Problem to solve:
Look below for the line containing "Parse this screenshot: output". Write out that line and the rest through the last one, exactly as they appear, but without pictures.

Records for this task:
━━━━━━━━━━

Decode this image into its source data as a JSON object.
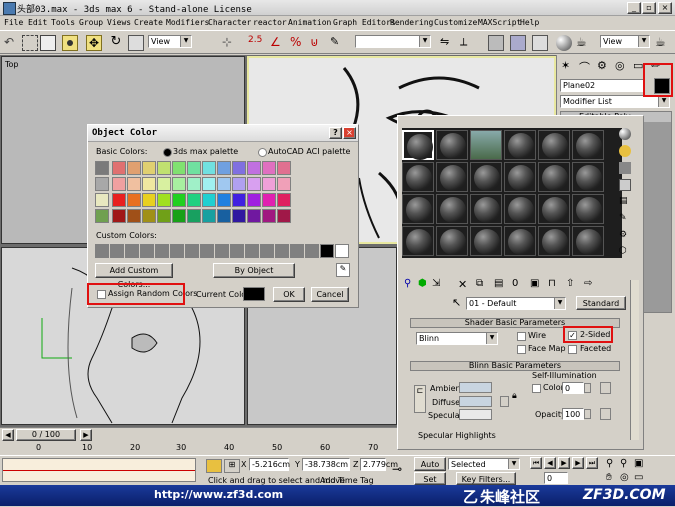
{
  "window": {
    "title": "头部03.max - 3ds max 6 - Stand-alone License"
  },
  "menu": [
    "File",
    "Edit",
    "Tools",
    "Group",
    "Views",
    "Create",
    "Modifiers",
    "Character",
    "reactor",
    "Animation",
    "Graph Editors",
    "Rendering",
    "Customize",
    "MAXScript",
    "Help"
  ],
  "toolbar": {
    "view_dropdown": "View",
    "view_dropdown2": "View"
  },
  "viewports": {
    "top_label": "Top"
  },
  "command_panel": {
    "object_name": "Plane02",
    "modifier_list": "Modifier List",
    "stack_item": "Editable Poly"
  },
  "object_color": {
    "title": "Object Color",
    "basic_colors_label": "Basic Colors:",
    "palette_max": "3ds max palette",
    "palette_acad": "AutoCAD ACI palette",
    "custom_colors_label": "Custom Colors:",
    "add_custom": "Add Custom Colors...",
    "by_object": "By Object",
    "assign_random": "Assign Random Colors",
    "current_color_label": "Current Color:",
    "ok": "OK",
    "cancel": "Cancel",
    "current_color": "#000000",
    "palette_rows": [
      [
        "#7a7a7a",
        "#e07070",
        "#e0a070",
        "#e0d070",
        "#c0e070",
        "#80e070",
        "#70e0a0",
        "#70e0e0",
        "#70a0e0",
        "#8070e0",
        "#c070e0",
        "#e070c0",
        "#e07090"
      ],
      [
        "#a8a8a8",
        "#f0a0a0",
        "#f0c0a0",
        "#f0e8a0",
        "#d8f0a0",
        "#a8f0a0",
        "#a0f0c8",
        "#a0f0f0",
        "#a0c8f0",
        "#b0a0f0",
        "#d8a0f0",
        "#f0a0d8",
        "#f0a0b8"
      ],
      [
        "#e8e8c0",
        "#e82020",
        "#e87020",
        "#e8d020",
        "#a0e020",
        "#20d020",
        "#20d080",
        "#20d0d0",
        "#2080e0",
        "#4020e0",
        "#a020e0",
        "#e020b0",
        "#e02060"
      ],
      [
        "#70a050",
        "#a01818",
        "#a05018",
        "#a09018",
        "#70a018",
        "#18a018",
        "#18a060",
        "#18a0a0",
        "#1860a0",
        "#3018a0",
        "#7018a0",
        "#a01880",
        "#a01848"
      ]
    ],
    "custom_row": [
      "#808080",
      "#808080",
      "#808080",
      "#808080",
      "#808080",
      "#808080",
      "#808080",
      "#808080",
      "#808080",
      "#808080",
      "#808080",
      "#808080",
      "#808080",
      "#808080",
      "#808080",
      "#000000",
      "#ffffff"
    ]
  },
  "material_editor": {
    "material_name": "01 - Default",
    "type_button": "Standard",
    "shader_params_header": "Shader Basic Parameters",
    "shader": "Blinn",
    "wire": "Wire",
    "two_sided": "2-Sided",
    "face_map": "Face Map",
    "faceted": "Faceted",
    "blinn_params_header": "Blinn Basic Parameters",
    "self_illum": "Self-Illumination",
    "color_label": "Color",
    "color_value": "0",
    "ambient": "Ambient:",
    "diffuse": "Diffuse:",
    "specular": "Specular:",
    "opacity_label": "Opacity:",
    "opacity_value": "100",
    "spec_highlights": "Specular Highlights"
  },
  "timeline": {
    "frame": "0 / 100",
    "ticks": [
      "0",
      "10",
      "20",
      "30",
      "40",
      "50",
      "60",
      "70"
    ]
  },
  "status": {
    "x_label": "X",
    "x": "-5.216cm",
    "y_label": "Y",
    "y": "-38.738cm",
    "z_label": "Z",
    "z": "2.779cm",
    "auto_key": "Auto Key",
    "selected": "Selected",
    "set_key": "Set Key",
    "key_filters": "Key Filters...",
    "prompt": "Click and drag to select and move",
    "add_time_tag": "Add Time Tag",
    "frame_value": "0"
  },
  "watermark": {
    "url": "http://www.zf3d.com",
    "cn": "朱峰社区",
    "brand": "ZF3D.COM"
  }
}
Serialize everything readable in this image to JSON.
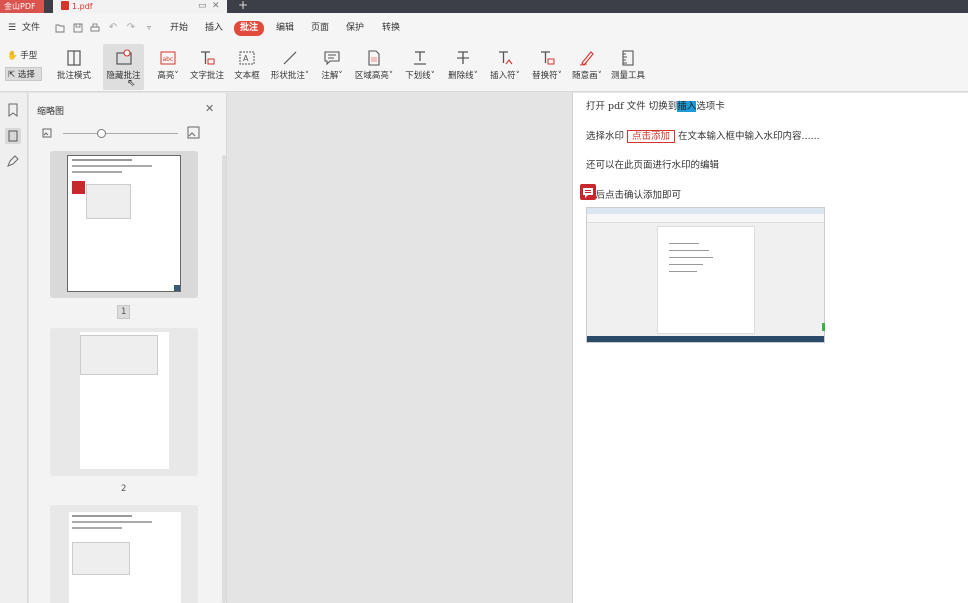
{
  "titlebar": {
    "app_name": "金山PDF",
    "doc_tab": "1.pdf",
    "new_tab": "+"
  },
  "menu": {
    "file": "文件",
    "tabs": [
      "开始",
      "插入",
      "批注",
      "编辑",
      "页面",
      "保护",
      "转换"
    ],
    "active_tab": "批注"
  },
  "ribbon": {
    "hand": "手型",
    "select": "选择",
    "tools": [
      {
        "label": "批注模式",
        "icon": "annotation-mode-icon"
      },
      {
        "label": "隐藏批注",
        "icon": "hide-annotation-icon"
      },
      {
        "label": "高亮",
        "icon": "highlight-icon",
        "dropdown": true
      },
      {
        "label": "文字批注",
        "icon": "text-annotation-icon"
      },
      {
        "label": "文本框",
        "icon": "textbox-icon"
      },
      {
        "label": "形状批注",
        "icon": "shape-annotation-icon",
        "dropdown": true
      },
      {
        "label": "注解",
        "icon": "note-icon",
        "dropdown": true
      },
      {
        "label": "区域高亮",
        "icon": "area-highlight-icon",
        "dropdown": true
      },
      {
        "label": "下划线",
        "icon": "underline-icon",
        "dropdown": true
      },
      {
        "label": "删除线",
        "icon": "strikethrough-icon",
        "dropdown": true
      },
      {
        "label": "插入符",
        "icon": "insert-caret-icon",
        "dropdown": true
      },
      {
        "label": "替换符",
        "icon": "replace-caret-icon",
        "dropdown": true
      },
      {
        "label": "随意画",
        "icon": "freehand-icon",
        "dropdown": true
      },
      {
        "label": "测量工具",
        "icon": "measure-icon"
      }
    ],
    "dropdown_mark": "˅"
  },
  "thumbnail_panel": {
    "title": "缩略图",
    "pages": [
      "1",
      "2"
    ],
    "current_page": "1"
  },
  "document": {
    "lines": [
      {
        "before": "打开 pdf 文件   切换到",
        "highlight": "插入",
        "after": "选项卡"
      },
      {
        "before": "选择水印",
        "boxed": "点击添加",
        "after": "在文本输入框中输入水印内容......"
      },
      {
        "text": "还可以在此页面进行水印的编辑"
      },
      {
        "text": "最后点击确认添加即可"
      }
    ]
  },
  "colors": {
    "accent": "#e24a3b",
    "app_tab": "#d9534f",
    "highlight": "#1f9ad6",
    "comment": "#c8282d"
  }
}
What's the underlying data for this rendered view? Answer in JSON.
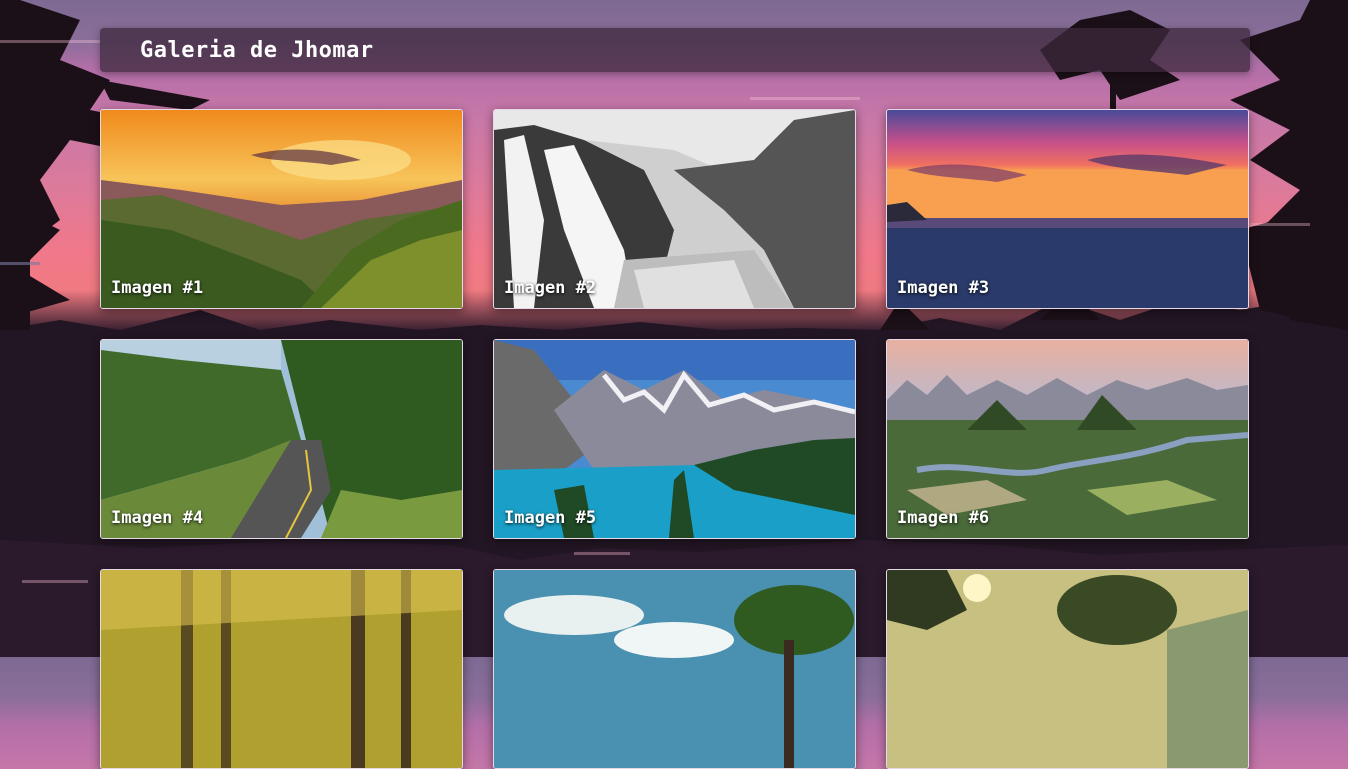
{
  "header": {
    "title": "Galeria de Jhomar"
  },
  "gallery": {
    "items": [
      {
        "caption": "Imagen #1",
        "scene": "mountain-sunset"
      },
      {
        "caption": "Imagen #2",
        "scene": "waterfall-bw"
      },
      {
        "caption": "Imagen #3",
        "scene": "ocean-sunset"
      },
      {
        "caption": "Imagen #4",
        "scene": "forest-road"
      },
      {
        "caption": "Imagen #5",
        "scene": "mountain-lake"
      },
      {
        "caption": "Imagen #6",
        "scene": "karst-valley"
      },
      {
        "caption": "",
        "scene": "golden-forest"
      },
      {
        "caption": "",
        "scene": "cloudy-tree"
      },
      {
        "caption": "",
        "scene": "sunlit-trees"
      }
    ]
  },
  "colors": {
    "header_bg": "#3c283c",
    "caption": "#ffffff",
    "card_border": "#e6d9e6"
  }
}
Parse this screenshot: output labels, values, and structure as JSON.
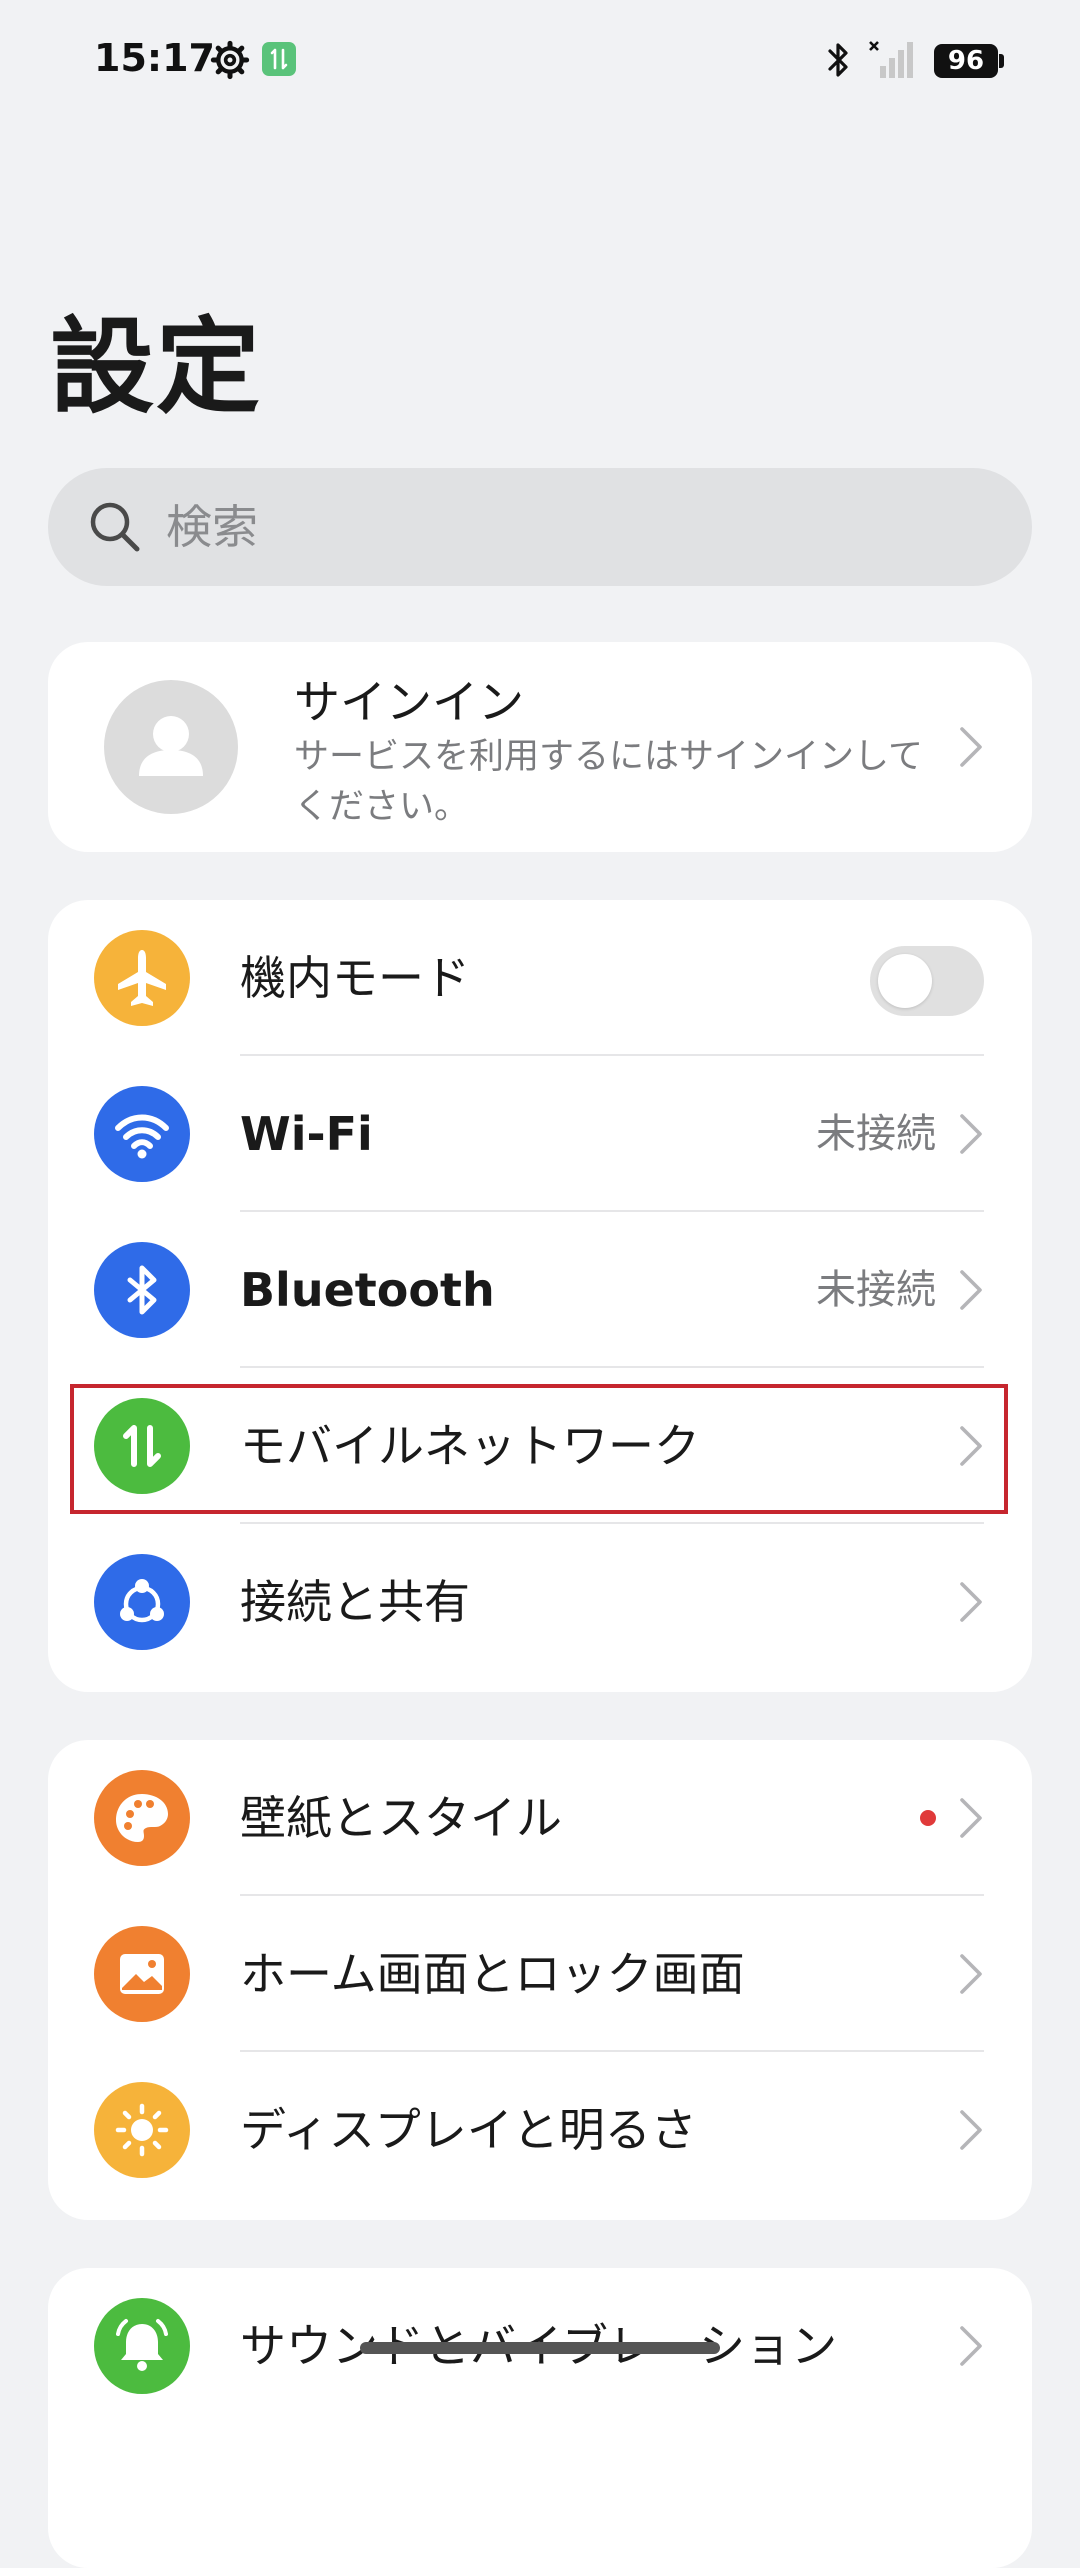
{
  "status_bar": {
    "time": "15:17",
    "battery": "96",
    "icons": [
      "gear-icon",
      "data-transfer-icon",
      "bluetooth-icon",
      "no-signal-icon",
      "battery-icon"
    ]
  },
  "title": "設定",
  "search": {
    "placeholder": "検索"
  },
  "account": {
    "title": "サインイン",
    "subtitle": "サービスを利用するにはサインインしてください。"
  },
  "network_group": [
    {
      "label": "機内モード",
      "icon": "airplane-icon",
      "color": "#f6b33a",
      "toggle": false
    },
    {
      "label": "Wi-Fi",
      "icon": "wifi-icon",
      "color": "#2f6be8",
      "status": "未接続"
    },
    {
      "label": "Bluetooth",
      "icon": "bluetooth-icon",
      "color": "#2f6be8",
      "status": "未接続"
    },
    {
      "label": "モバイルネットワーク",
      "icon": "mobile-data-icon",
      "color": "#4cbb3f",
      "highlighted": true
    },
    {
      "label": "接続と共有",
      "icon": "share-icon",
      "color": "#2f6be8"
    }
  ],
  "display_group": [
    {
      "label": "壁紙とスタイル",
      "icon": "palette-icon",
      "color": "#f08030",
      "badge": "red-dot"
    },
    {
      "label": "ホーム画面とロック画面",
      "icon": "wallpaper-icon",
      "color": "#f08030"
    },
    {
      "label": "ディスプレイと明るさ",
      "icon": "brightness-icon",
      "color": "#f6b33a"
    }
  ],
  "sound_group": [
    {
      "label": "サウンドとバイブレーション",
      "icon": "bell-icon",
      "color": "#4cbb3f"
    }
  ],
  "colors": {
    "background": "#f1f2f4",
    "highlight_border": "#c6262e"
  }
}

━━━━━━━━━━

Solution for this problem:
Parse this screenshot: output labels, values, and structure as JSON.
{
  "status_bar": {
    "time": "15:17",
    "battery": "96",
    "icons": [
      "gear-icon",
      "data-transfer-icon",
      "bluetooth-icon",
      "no-signal-icon",
      "battery-icon"
    ]
  },
  "title": "設定",
  "search": {
    "placeholder": "検索"
  },
  "account": {
    "title": "サインイン",
    "subtitle": "サービスを利用するにはサインインしてください。"
  },
  "network_group": [
    {
      "label": "機内モード",
      "icon": "airplane-icon",
      "color": "#f6b33a",
      "toggle": false
    },
    {
      "label": "Wi-Fi",
      "icon": "wifi-icon",
      "color": "#2f6be8",
      "status": "未接続"
    },
    {
      "label": "Bluetooth",
      "icon": "bluetooth-icon",
      "color": "#2f6be8",
      "status": "未接続"
    },
    {
      "label": "モバイルネットワーク",
      "icon": "mobile-data-icon",
      "color": "#4cbb3f",
      "highlighted": true
    },
    {
      "label": "接続と共有",
      "icon": "share-icon",
      "color": "#2f6be8"
    }
  ],
  "display_group": [
    {
      "label": "壁紙とスタイル",
      "icon": "palette-icon",
      "color": "#f08030",
      "badge": "red-dot"
    },
    {
      "label": "ホーム画面とロック画面",
      "icon": "wallpaper-icon",
      "color": "#f08030"
    },
    {
      "label": "ディスプレイと明るさ",
      "icon": "brightness-icon",
      "color": "#f6b33a"
    }
  ],
  "sound_group": [
    {
      "label": "サウンドとバイブレーション",
      "icon": "bell-icon",
      "color": "#4cbb3f"
    }
  ],
  "colors": {
    "background": "#f1f2f4",
    "highlight_border": "#c6262e"
  }
}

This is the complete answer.